§ Exercise inputs:
+++++

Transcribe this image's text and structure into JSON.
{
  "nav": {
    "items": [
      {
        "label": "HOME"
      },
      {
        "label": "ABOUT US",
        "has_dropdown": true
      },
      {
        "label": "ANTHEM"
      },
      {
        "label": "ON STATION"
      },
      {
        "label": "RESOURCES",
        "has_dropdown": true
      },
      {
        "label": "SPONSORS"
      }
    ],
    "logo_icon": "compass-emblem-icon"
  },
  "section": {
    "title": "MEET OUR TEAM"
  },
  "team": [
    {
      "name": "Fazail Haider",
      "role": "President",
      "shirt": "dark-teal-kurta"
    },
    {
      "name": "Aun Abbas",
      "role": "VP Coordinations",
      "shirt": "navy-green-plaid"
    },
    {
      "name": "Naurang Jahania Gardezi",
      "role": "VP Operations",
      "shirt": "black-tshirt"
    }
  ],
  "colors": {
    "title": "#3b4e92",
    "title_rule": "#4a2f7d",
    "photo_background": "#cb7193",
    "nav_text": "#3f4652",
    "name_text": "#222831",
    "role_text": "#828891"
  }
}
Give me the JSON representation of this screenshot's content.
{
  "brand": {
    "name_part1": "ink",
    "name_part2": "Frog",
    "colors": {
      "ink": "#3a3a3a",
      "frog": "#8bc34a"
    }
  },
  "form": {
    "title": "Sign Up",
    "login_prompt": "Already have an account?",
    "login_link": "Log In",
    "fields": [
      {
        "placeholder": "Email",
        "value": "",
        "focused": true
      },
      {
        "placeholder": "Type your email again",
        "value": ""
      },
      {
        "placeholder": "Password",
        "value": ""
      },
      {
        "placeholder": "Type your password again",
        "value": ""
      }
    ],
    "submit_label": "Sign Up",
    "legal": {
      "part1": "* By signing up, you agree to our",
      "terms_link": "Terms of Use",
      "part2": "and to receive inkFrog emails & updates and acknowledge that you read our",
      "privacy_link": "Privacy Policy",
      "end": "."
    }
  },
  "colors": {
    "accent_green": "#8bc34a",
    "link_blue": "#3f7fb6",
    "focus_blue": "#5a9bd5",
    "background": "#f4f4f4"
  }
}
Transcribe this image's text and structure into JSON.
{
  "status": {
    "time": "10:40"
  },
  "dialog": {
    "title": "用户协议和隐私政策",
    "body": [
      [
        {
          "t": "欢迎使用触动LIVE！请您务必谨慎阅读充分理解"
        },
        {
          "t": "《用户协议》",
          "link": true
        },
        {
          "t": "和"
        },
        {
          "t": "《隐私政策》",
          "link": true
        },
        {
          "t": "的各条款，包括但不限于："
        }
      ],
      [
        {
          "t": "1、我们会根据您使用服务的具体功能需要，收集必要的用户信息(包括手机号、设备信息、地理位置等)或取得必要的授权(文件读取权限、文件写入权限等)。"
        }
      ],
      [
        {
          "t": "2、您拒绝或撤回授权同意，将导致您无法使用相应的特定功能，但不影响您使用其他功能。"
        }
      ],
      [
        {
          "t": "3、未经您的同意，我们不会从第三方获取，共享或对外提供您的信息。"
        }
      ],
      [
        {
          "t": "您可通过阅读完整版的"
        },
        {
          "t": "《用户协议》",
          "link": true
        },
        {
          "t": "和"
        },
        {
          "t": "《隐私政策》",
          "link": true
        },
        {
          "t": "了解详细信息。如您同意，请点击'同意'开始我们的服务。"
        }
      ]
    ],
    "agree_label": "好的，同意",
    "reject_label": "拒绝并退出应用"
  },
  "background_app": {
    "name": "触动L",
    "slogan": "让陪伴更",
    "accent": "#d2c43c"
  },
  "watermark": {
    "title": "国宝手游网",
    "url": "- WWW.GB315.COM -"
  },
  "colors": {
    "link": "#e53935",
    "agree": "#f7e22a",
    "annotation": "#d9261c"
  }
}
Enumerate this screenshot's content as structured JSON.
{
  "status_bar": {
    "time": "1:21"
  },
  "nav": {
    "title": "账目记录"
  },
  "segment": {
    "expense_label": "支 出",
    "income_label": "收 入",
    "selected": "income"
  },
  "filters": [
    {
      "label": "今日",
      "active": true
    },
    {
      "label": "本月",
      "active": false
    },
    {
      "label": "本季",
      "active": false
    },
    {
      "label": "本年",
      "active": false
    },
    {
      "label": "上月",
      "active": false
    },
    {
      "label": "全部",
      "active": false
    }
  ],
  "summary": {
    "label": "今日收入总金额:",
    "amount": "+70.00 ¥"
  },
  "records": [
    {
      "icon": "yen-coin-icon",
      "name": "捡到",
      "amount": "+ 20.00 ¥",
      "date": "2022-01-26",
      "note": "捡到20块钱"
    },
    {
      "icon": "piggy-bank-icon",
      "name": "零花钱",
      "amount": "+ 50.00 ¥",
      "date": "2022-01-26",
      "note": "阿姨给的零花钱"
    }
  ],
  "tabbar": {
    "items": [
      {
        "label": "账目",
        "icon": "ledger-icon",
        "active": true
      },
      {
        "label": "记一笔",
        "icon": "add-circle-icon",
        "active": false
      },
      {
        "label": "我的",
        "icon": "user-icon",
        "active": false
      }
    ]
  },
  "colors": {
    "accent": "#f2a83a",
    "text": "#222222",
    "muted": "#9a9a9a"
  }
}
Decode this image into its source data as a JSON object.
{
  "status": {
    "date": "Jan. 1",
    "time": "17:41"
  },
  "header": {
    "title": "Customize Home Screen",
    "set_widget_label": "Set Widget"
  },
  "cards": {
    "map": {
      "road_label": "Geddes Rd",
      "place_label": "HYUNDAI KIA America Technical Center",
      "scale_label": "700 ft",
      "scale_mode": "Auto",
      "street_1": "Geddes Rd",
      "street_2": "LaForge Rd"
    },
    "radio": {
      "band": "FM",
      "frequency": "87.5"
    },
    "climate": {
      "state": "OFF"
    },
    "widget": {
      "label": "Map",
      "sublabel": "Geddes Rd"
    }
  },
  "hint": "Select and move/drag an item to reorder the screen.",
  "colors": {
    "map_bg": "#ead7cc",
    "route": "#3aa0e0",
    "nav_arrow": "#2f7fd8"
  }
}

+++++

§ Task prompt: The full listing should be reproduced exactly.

§ Solved problem:
Transcribe this image's text and structure into JSON.
{
  "nav": {
    "items": [
      {
        "label": "HOME"
      },
      {
        "label": "ABOUT US",
        "has_dropdown": true
      },
      {
        "label": "ANTHEM"
      },
      {
        "label": "ON STATION"
      },
      {
        "label": "RESOURCES",
        "has_dropdown": true
      },
      {
        "label": "SPONSORS"
      }
    ],
    "logo_icon": "compass-emblem-icon"
  },
  "section": {
    "title": "MEET OUR TEAM"
  },
  "team": [
    {
      "name": "Fazail Haider",
      "role": "President",
      "shirt": "dark-teal-kurta"
    },
    {
      "name": "Aun Abbas",
      "role": "VP Coordinations",
      "shirt": "navy-green-plaid"
    },
    {
      "name": "Naurang Jahania Gardezi",
      "role": "VP Operations",
      "shirt": "black-tshirt"
    }
  ],
  "colors": {
    "title": "#3b4e92",
    "title_rule": "#4a2f7d",
    "photo_background": "#cb7193",
    "nav_text": "#3f4652",
    "name_text": "#222831",
    "role_text": "#828891"
  }
}
Give me the JSON representation of this screenshot's content.
{
  "brand": {
    "name_part1": "ink",
    "name_part2": "Frog",
    "colors": {
      "ink": "#3a3a3a",
      "frog": "#8bc34a"
    }
  },
  "form": {
    "title": "Sign Up",
    "login_prompt": "Already have an account?",
    "login_link": "Log In",
    "fields": [
      {
        "placeholder": "Email",
        "value": "",
        "focused": true
      },
      {
        "placeholder": "Type your email again",
        "value": ""
      },
      {
        "placeholder": "Password",
        "value": ""
      },
      {
        "placeholder": "Type your password again",
        "value": ""
      }
    ],
    "submit_label": "Sign Up",
    "legal": {
      "part1": "* By signing up, you agree to our",
      "terms_link": "Terms of Use",
      "part2": "and to receive inkFrog emails & updates and acknowledge that you read our",
      "privacy_link": "Privacy Policy",
      "end": "."
    }
  },
  "colors": {
    "accent_green": "#8bc34a",
    "link_blue": "#3f7fb6",
    "focus_blue": "#5a9bd5",
    "background": "#f4f4f4"
  }
}
Transcribe this image's text and structure into JSON.
{
  "status": {
    "time": "10:40"
  },
  "dialog": {
    "title": "用户协议和隐私政策",
    "body": [
      [
        {
          "t": "欢迎使用触动LIVE！请您务必谨慎阅读充分理解"
        },
        {
          "t": "《用户协议》",
          "link": true
        },
        {
          "t": "和"
        },
        {
          "t": "《隐私政策》",
          "link": true
        },
        {
          "t": "的各条款，包括但不限于："
        }
      ],
      [
        {
          "t": "1、我们会根据您使用服务的具体功能需要，收集必要的用户信息(包括手机号、设备信息、地理位置等)或取得必要的授权(文件读取权限、文件写入权限等)。"
        }
      ],
      [
        {
          "t": "2、您拒绝或撤回授权同意，将导致您无法使用相应的特定功能，但不影响您使用其他功能。"
        }
      ],
      [
        {
          "t": "3、未经您的同意，我们不会从第三方获取，共享或对外提供您的信息。"
        }
      ],
      [
        {
          "t": "您可通过阅读完整版的"
        },
        {
          "t": "《用户协议》",
          "link": true
        },
        {
          "t": "和"
        },
        {
          "t": "《隐私政策》",
          "link": true
        },
        {
          "t": "了解详细信息。如您同意，请点击'同意'开始我们的服务。"
        }
      ]
    ],
    "agree_label": "好的，同意",
    "reject_label": "拒绝并退出应用"
  },
  "background_app": {
    "name": "触动L",
    "slogan": "让陪伴更",
    "accent": "#d2c43c"
  },
  "watermark": {
    "title": "国宝手游网",
    "url": "- WWW.GB315.COM -"
  },
  "colors": {
    "link": "#e53935",
    "agree": "#f7e22a",
    "annotation": "#d9261c"
  }
}
Enumerate this screenshot's content as structured JSON.
{
  "status_bar": {
    "time": "1:21"
  },
  "nav": {
    "title": "账目记录"
  },
  "segment": {
    "expense_label": "支 出",
    "income_label": "收 入",
    "selected": "income"
  },
  "filters": [
    {
      "label": "今日",
      "active": true
    },
    {
      "label": "本月",
      "active": false
    },
    {
      "label": "本季",
      "active": false
    },
    {
      "label": "本年",
      "active": false
    },
    {
      "label": "上月",
      "active": false
    },
    {
      "label": "全部",
      "active": false
    }
  ],
  "summary": {
    "label": "今日收入总金额:",
    "amount": "+70.00 ¥"
  },
  "records": [
    {
      "icon": "yen-coin-icon",
      "name": "捡到",
      "amount": "+ 20.00 ¥",
      "date": "2022-01-26",
      "note": "捡到20块钱"
    },
    {
      "icon": "piggy-bank-icon",
      "name": "零花钱",
      "amount": "+ 50.00 ¥",
      "date": "2022-01-26",
      "note": "阿姨给的零花钱"
    }
  ],
  "tabbar": {
    "items": [
      {
        "label": "账目",
        "icon": "ledger-icon",
        "active": true
      },
      {
        "label": "记一笔",
        "icon": "add-circle-icon",
        "active": false
      },
      {
        "label": "我的",
        "icon": "user-icon",
        "active": false
      }
    ]
  },
  "colors": {
    "accent": "#f2a83a",
    "text": "#222222",
    "muted": "#9a9a9a"
  }
}
Decode this image into its source data as a JSON object.
{
  "status": {
    "date": "Jan. 1",
    "time": "17:41"
  },
  "header": {
    "title": "Customize Home Screen",
    "set_widget_label": "Set Widget"
  },
  "cards": {
    "map": {
      "road_label": "Geddes Rd",
      "place_label": "HYUNDAI KIA America Technical Center",
      "scale_label": "700 ft",
      "scale_mode": "Auto",
      "street_1": "Geddes Rd",
      "street_2": "LaForge Rd"
    },
    "radio": {
      "band": "FM",
      "frequency": "87.5"
    },
    "climate": {
      "state": "OFF"
    },
    "widget": {
      "label": "Map",
      "sublabel": "Geddes Rd"
    }
  },
  "hint": "Select and move/drag an item to reorder the screen.",
  "colors": {
    "map_bg": "#ead7cc",
    "route": "#3aa0e0",
    "nav_arrow": "#2f7fd8"
  }
}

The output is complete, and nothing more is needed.